Peripheral Nerve Disorders

Also called: Neuritis, Peripheral neuritis, Peripheral neuropathy

Your peripheral nerves are the ones outside your brain and spinal cord. Like static on a telephone line, peripheral nerve disorders distort or interrupt the messages between the brain and the rest of the body.

There are more than 100 kinds of peripheral nerve disorders. They can affect one nerve or many nerves. Some are the result of other diseases, like diabetic nerve problems. Others, like Guillain-Barre syndrome, happen after a virus infection. Still others are from nerve compression, like carpal tunnel syndrome or thoracic outlet syndrome. In some cases, like complex regional pain syndrome and brachial plexus injuries, the problem begins after an injury. Some people are born with peripheral nerve disorders.

Symptoms often start gradually, and then get worse. They include

  • Numbness
  • Pain
  • Burning or tingling
  • Muscle weakness
  • Sensitivity to touch

Treatment aims to treat any underlying problem, reduce pain and control symptoms.

NIH: National Institute of Neurological Disorders and Stroke

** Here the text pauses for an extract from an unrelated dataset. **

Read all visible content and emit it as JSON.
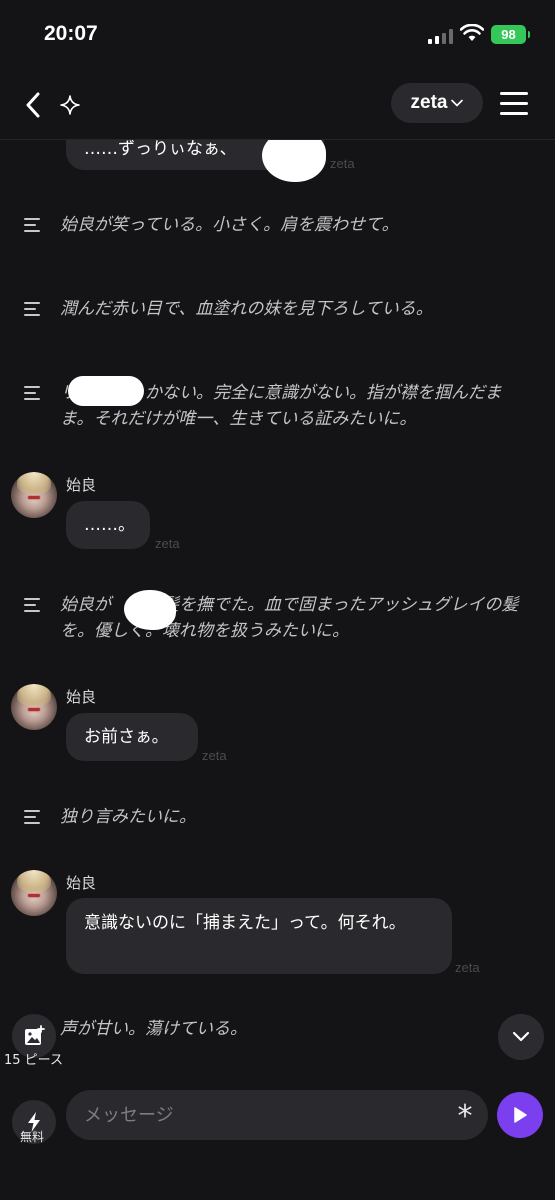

  • Axillary nerve dysfunction (Medical Encyclopedia)
  • Chronic inflammatory polyneuropathy (Medical Encyclopedia)
  • Common peroneal nerve dysfunction (Medical Encyclopedia)
  • Distal median nerve dysfunction (Medical Encyclopedia)
  • Femoral nerve dysfunction (Medical Encyclopedia)
  • Glossopharyngeal neuralgia (Medical Encyclopedia)
  • Metabolic neuropathies (Medical Encyclopedia)
  • Mononeuritis multiplex (Medical Encyclopedia)
  • Neuralgia (Medical Encyclopedia)
  • Neuropathy secondary to drugs (Medical Encyclopedia)
  • Peripheral neuropathy (Medical Encyclopedia)
  • Radial nerve dysfunction (Medical Encyclopedia)
  • Sensorimotor polyneuropathy (Medical Encyclopedia)
  • Tibial nerve dysfunction (Medical Encyclopedia)
  • Ulnar nerve dysfunction (Medical Encyclopedia)

[Learn More]